babble broadband voip service - free calls to fixed lines 

Via TomTom

uk telecom solutions provider recently launched its broadband voip telephony service babble. the service is very similar to skype, chargeable destinations are paid with prepaid calling cards that can be topped up with a credit card. babble will introduce a flat fee plan in 2005.

Of course I tried this out immediately and after some hazzles with the registration it worked. The real funny thing is that different to Skype all calls to fixed numbers on the PSTN to US Mainland, Australia and New Zealand, Europe and UK (which is obviously different from Europe) are FREE. Only calls to mobile phones are charged. How do they do this?

If you subscribe (minimum 5 Pounds/month), you may forward your calls to answering machines and any PSTN number. You also may get a phone number for incoming calls from the PSTN.

In the Babble On's datasheet, they clarify that initially BON member will have 1000 free minutes for calls to Zone 0, but they further will add the amount of new free minutes at their own discretion. No statement made that this free minutes feature would be supported forever.
I think they are trying to use this trick to quickly create a large customer base and then gradually migrate to a subscription-based revenue generation model. The question is whether the BON network is ready to withstand the surge of new users like Skype has experienced, and whether Babble be able to find an acceptable subscription pricing.
Disclaimer: I'm not a real blogger but just a product marketing, so my judgement may be wrong :-)
IMHO, I think VoIP based telecoms companies are likely to trend towards providing free PSTN termination that is subsidised almost completely by other services.

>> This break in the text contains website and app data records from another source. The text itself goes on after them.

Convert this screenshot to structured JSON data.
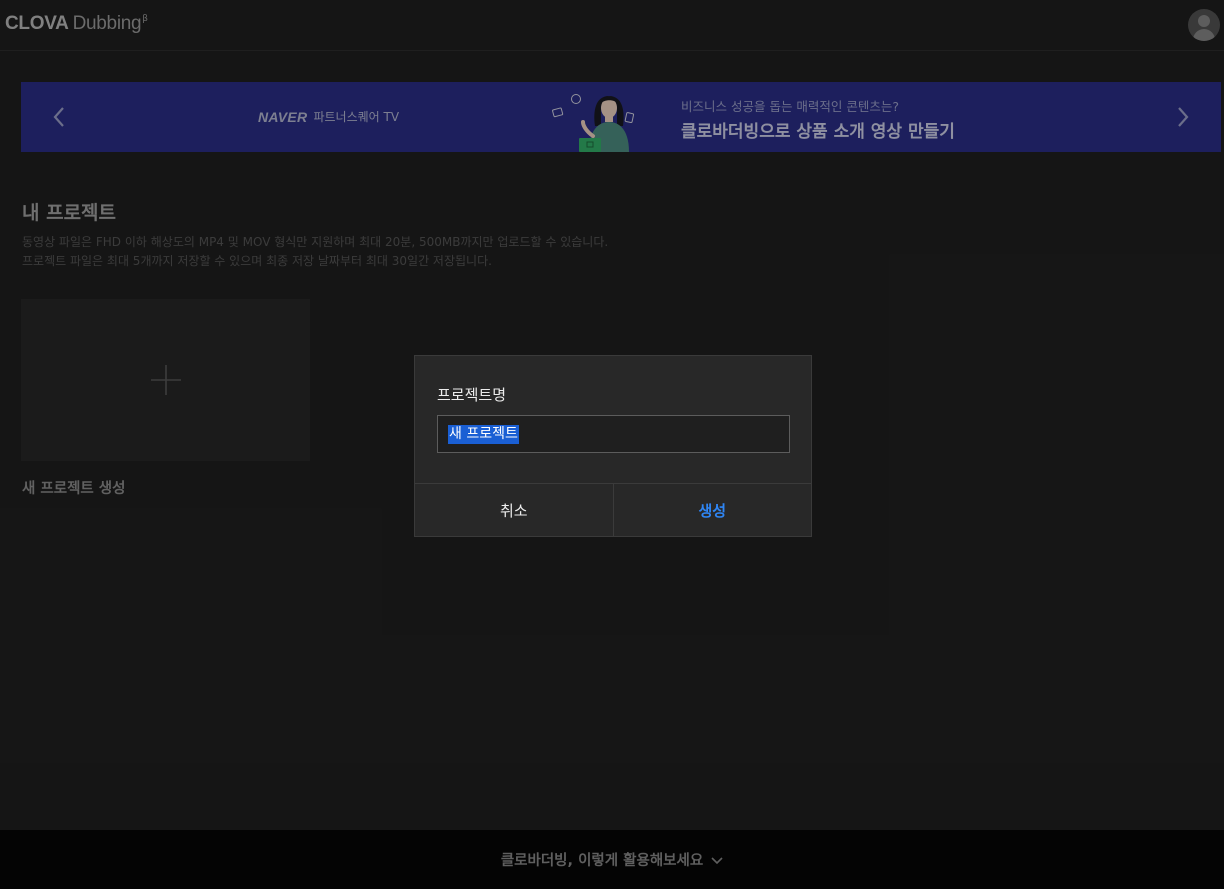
{
  "header": {
    "logo_strong": "CLOVA",
    "logo_light": "Dubbing",
    "logo_mark": "β"
  },
  "banner": {
    "brand_naver": "NAVER",
    "brand_tv": "파트너스퀘어 TV",
    "subtitle": "비즈니스 성공을 돕는 매력적인 콘텐츠는?",
    "title": "클로바더빙으로 상품 소개 영상 만들기",
    "bg_color": "#2b2f8a"
  },
  "section": {
    "title": "내 프로젝트",
    "desc1": "동영상 파일은 FHD 이하 해상도의 MP4 및 MOV 형식만 지원하며 최대 20분, 500MB까지만 업로드할 수 있습니다.",
    "desc2": "프로젝트 파일은 최대 5개까지 저장할 수 있으며 최종 저장 날짜부터 최대 30일간 저장됩니다.",
    "new_project_label": "새 프로젝트 생성"
  },
  "footer": {
    "label": "클로바더빙, 이렇게 활용해보세요"
  },
  "modal": {
    "label": "프로젝트명",
    "input_value": "새 프로젝트",
    "cancel_label": "취소",
    "create_label": "생성",
    "accent_color": "#2f86f5"
  }
}
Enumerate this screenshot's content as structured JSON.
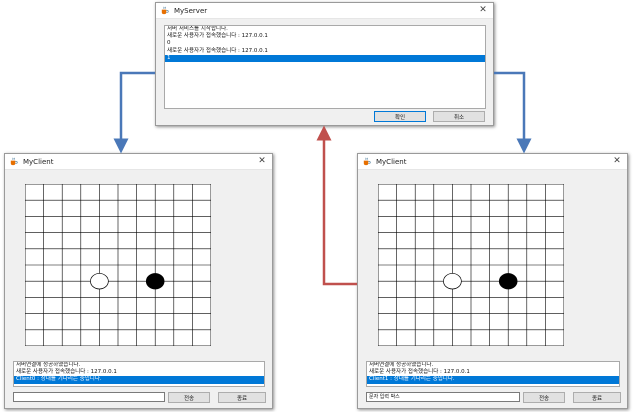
{
  "server": {
    "title": "MyServer",
    "log_lines": [
      "서버 서비스를 시작합니다.",
      "새로운 사용자가 접속했습니다 : 127.0.0.1",
      "0",
      "새로운 사용자가 접속했습니다 : 127.0.0.1",
      "1"
    ],
    "selected_line": 4,
    "ok_label": "확인",
    "cancel_label": "취소"
  },
  "client_left": {
    "title": "MyClient",
    "log_lines": [
      "서버연결에 성공하였습니다.",
      "새로운 사용자가 접속했습니다 : 127.0.0.1",
      "Client0 : 상대를 기다리는 중입니다."
    ],
    "selected_line": 2,
    "input_value": "",
    "input_placeholder": "",
    "send_label": "전송",
    "quit_label": "종료"
  },
  "client_right": {
    "title": "MyClient",
    "log_lines": [
      "서버연결에 성공하였습니다.",
      "새로운 사용자가 접속했습니다 : 127.0.0.1",
      "Client1 : 상대를 기다리는 중입니다."
    ],
    "selected_line": 2,
    "input_value": "문자 입력 박스",
    "input_placeholder": "",
    "send_label": "전송",
    "quit_label": "종료"
  },
  "board": {
    "lines": 10,
    "stones": [
      {
        "col": 4,
        "row": 6,
        "color": "white"
      },
      {
        "col": 7,
        "row": 6,
        "color": "black"
      }
    ]
  },
  "colors": {
    "selection": "#0078d7",
    "arrow_blue": "#4a78b8",
    "arrow_red": "#c0504d"
  },
  "icons": {
    "app": "java-coffee-cup-icon",
    "close": "close-x-icon"
  }
}
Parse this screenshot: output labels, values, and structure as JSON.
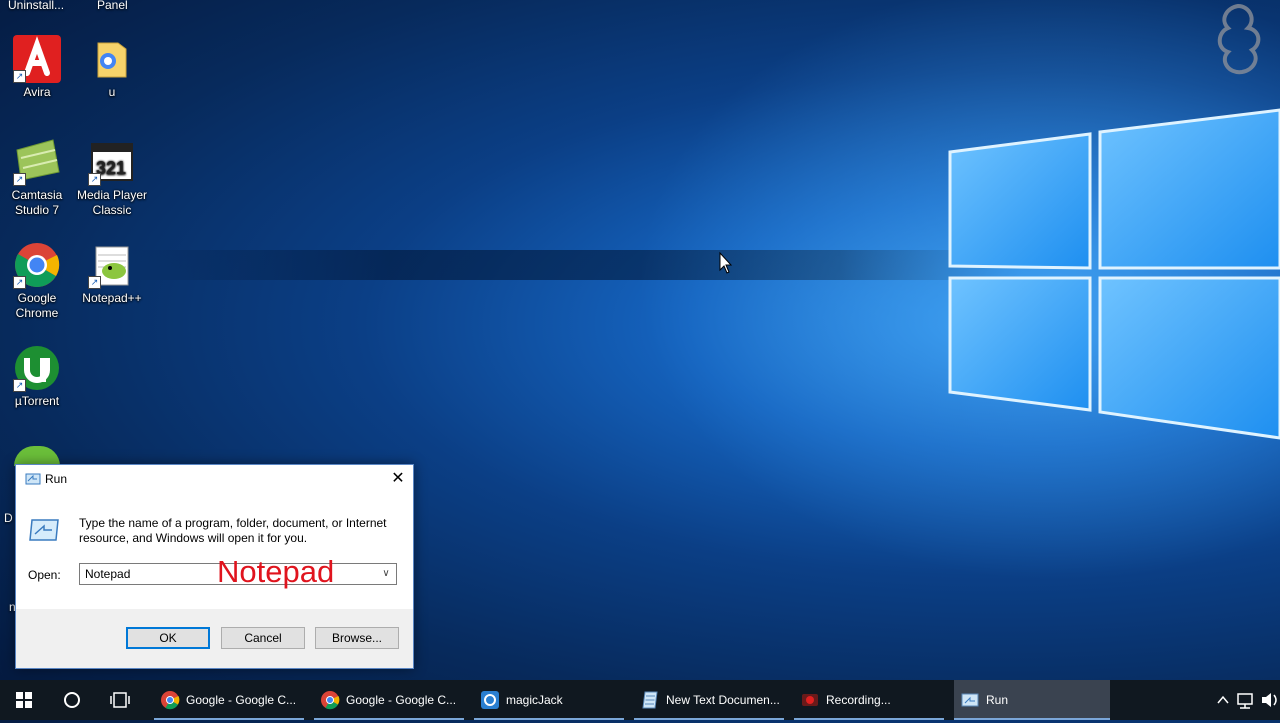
{
  "desktop": {
    "top_labels": [
      "Uninstall...",
      "Panel"
    ],
    "icons": [
      {
        "id": "avira",
        "label": "Avira"
      },
      {
        "id": "u",
        "label": "u"
      },
      {
        "id": "camtasia",
        "label": "Camtasia Studio 7"
      },
      {
        "id": "mpc",
        "label": "Media Player Classic"
      },
      {
        "id": "chrome",
        "label": "Google Chrome"
      },
      {
        "id": "notepadpp",
        "label": "Notepad++"
      },
      {
        "id": "utorrent",
        "label": "µTorrent"
      }
    ],
    "partial_labels": [
      "D",
      "n"
    ]
  },
  "run_dialog": {
    "title": "Run",
    "description": "Type the name of a program, folder, document, or Internet resource, and Windows will open it for you.",
    "open_label": "Open:",
    "open_value": "Notepad",
    "overlay_text": "Notepad",
    "ok_label": "OK",
    "cancel_label": "Cancel",
    "browse_label": "Browse..."
  },
  "taskbar": {
    "items": [
      {
        "icon": "chrome-icon",
        "label": "Google - Google C..."
      },
      {
        "icon": "chrome-icon",
        "label": "Google - Google C..."
      },
      {
        "icon": "magicjack-icon",
        "label": "magicJack"
      },
      {
        "icon": "notepad-icon",
        "label": "New Text Documen..."
      },
      {
        "icon": "recorder-icon",
        "label": "Recording..."
      },
      {
        "icon": "run-icon",
        "label": "Run"
      }
    ]
  },
  "colors": {
    "accent": "#0078d7",
    "overlay_red": "#e0141e",
    "taskbar": "#101820"
  }
}
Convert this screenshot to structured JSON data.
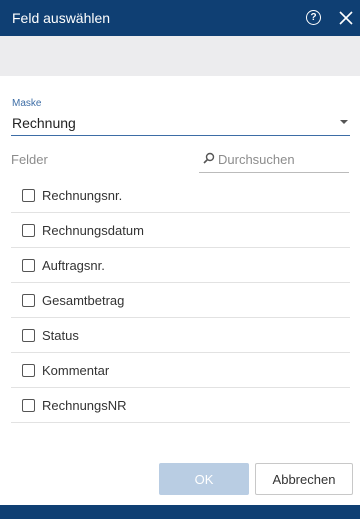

Getting a large subscriber base is key, naturally.

From what I can tell, the cost of traditional telecoms has been in the last mile. VoIP strips this away. Why shouldn't it be that the only thing I pay for is my data connection?

I'm hoping Babble will endeavour to remain as "free" as possible while still remaining commercially viable!
Post a Comment

This page is powered by Blogger. Isn't yours?